While low-cost energy storage will help solar power become more ubiquitous and dispatchable, forecasting remains a cost-effective tool to integrate solar into the grid, since it doesn’t require capital expenditure for permits and equipment. What’s more, operating grid-connected batteries economically will require accurate forecasts of solar variability in order to select the charging strategy that takes maximum advantage of the available solar power and avoids undue cycling of the energy storage system. The same type of forecast can help with the optimal operation of flexible loads and other DER. When high penetration of variable renewables is combined with a high penetration of electric vehicles, multiday forecasts will become increasingly necessary to minimize the cost of vehicle charging and allow an efficient market for vehicle-to-grid services.
These plausible scenarios allow us to see how different aspects of the solar forecast have a two-way dependence on the penetration of certain technologies and business models. Forecasting of generation variability at sub-kilometer-level resolution may be necessitated by—and further empower—grid-transactive efficient buildings. Accurate multiday forecasts could be the basis for grid-transactive vehicles in a high-solar-penetration future.

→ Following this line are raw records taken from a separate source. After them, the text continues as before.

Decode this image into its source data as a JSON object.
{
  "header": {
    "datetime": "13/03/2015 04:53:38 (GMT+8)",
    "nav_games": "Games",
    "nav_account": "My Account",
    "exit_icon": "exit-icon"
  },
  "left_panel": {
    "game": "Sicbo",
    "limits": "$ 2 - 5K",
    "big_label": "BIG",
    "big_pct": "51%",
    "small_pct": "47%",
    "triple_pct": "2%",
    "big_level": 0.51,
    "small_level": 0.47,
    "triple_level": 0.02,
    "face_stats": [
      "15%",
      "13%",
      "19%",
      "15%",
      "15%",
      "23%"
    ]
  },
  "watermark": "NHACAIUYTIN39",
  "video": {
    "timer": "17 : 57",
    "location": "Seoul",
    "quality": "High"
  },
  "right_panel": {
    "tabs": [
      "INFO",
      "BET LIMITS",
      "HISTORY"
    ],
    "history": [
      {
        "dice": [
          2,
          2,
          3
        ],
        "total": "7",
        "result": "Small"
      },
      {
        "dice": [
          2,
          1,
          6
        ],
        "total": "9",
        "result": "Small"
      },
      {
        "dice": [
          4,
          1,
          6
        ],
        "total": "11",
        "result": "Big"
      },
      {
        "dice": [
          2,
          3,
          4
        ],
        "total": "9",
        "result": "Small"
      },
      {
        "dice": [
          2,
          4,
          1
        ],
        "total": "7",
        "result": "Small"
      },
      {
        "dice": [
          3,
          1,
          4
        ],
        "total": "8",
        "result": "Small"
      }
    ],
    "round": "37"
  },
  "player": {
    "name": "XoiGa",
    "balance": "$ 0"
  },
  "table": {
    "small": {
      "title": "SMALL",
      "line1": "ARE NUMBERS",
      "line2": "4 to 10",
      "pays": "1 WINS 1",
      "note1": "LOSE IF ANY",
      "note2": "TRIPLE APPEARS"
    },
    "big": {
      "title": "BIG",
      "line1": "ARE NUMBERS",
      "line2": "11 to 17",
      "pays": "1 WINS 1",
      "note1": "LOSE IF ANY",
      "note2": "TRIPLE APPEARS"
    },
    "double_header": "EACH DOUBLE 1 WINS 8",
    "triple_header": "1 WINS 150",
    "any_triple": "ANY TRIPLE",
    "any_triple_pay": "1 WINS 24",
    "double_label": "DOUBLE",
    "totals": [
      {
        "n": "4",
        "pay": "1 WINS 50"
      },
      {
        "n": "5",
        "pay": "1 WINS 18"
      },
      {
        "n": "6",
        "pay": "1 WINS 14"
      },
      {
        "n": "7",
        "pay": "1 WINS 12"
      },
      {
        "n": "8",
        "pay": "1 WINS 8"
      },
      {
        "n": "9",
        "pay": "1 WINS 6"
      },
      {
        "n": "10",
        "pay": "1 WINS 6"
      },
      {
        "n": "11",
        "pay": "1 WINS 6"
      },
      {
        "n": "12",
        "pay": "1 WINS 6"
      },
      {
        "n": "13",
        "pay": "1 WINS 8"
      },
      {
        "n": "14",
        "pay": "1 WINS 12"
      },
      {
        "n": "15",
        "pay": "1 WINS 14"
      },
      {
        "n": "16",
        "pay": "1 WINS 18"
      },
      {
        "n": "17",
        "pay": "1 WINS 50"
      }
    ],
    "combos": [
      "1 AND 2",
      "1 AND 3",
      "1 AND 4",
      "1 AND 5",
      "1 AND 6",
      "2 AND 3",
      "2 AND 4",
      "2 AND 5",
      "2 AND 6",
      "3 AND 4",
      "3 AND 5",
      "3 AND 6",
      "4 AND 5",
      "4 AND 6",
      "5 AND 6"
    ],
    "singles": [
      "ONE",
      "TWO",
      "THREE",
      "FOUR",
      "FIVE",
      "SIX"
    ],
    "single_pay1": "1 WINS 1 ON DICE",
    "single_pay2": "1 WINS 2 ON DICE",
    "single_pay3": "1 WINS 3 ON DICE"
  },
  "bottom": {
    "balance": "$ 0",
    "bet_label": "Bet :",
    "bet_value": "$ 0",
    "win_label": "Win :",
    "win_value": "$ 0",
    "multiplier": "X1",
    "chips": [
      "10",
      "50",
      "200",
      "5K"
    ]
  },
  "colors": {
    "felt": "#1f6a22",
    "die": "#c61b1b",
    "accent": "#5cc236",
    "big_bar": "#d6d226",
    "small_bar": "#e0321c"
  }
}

It is the responsibility of the stakeholders to identify the capability gaps and determine their urgency so that appropriate research and development efforts are prioritized and supported.
U.S. Department of Energy Solar Energy Technologies Office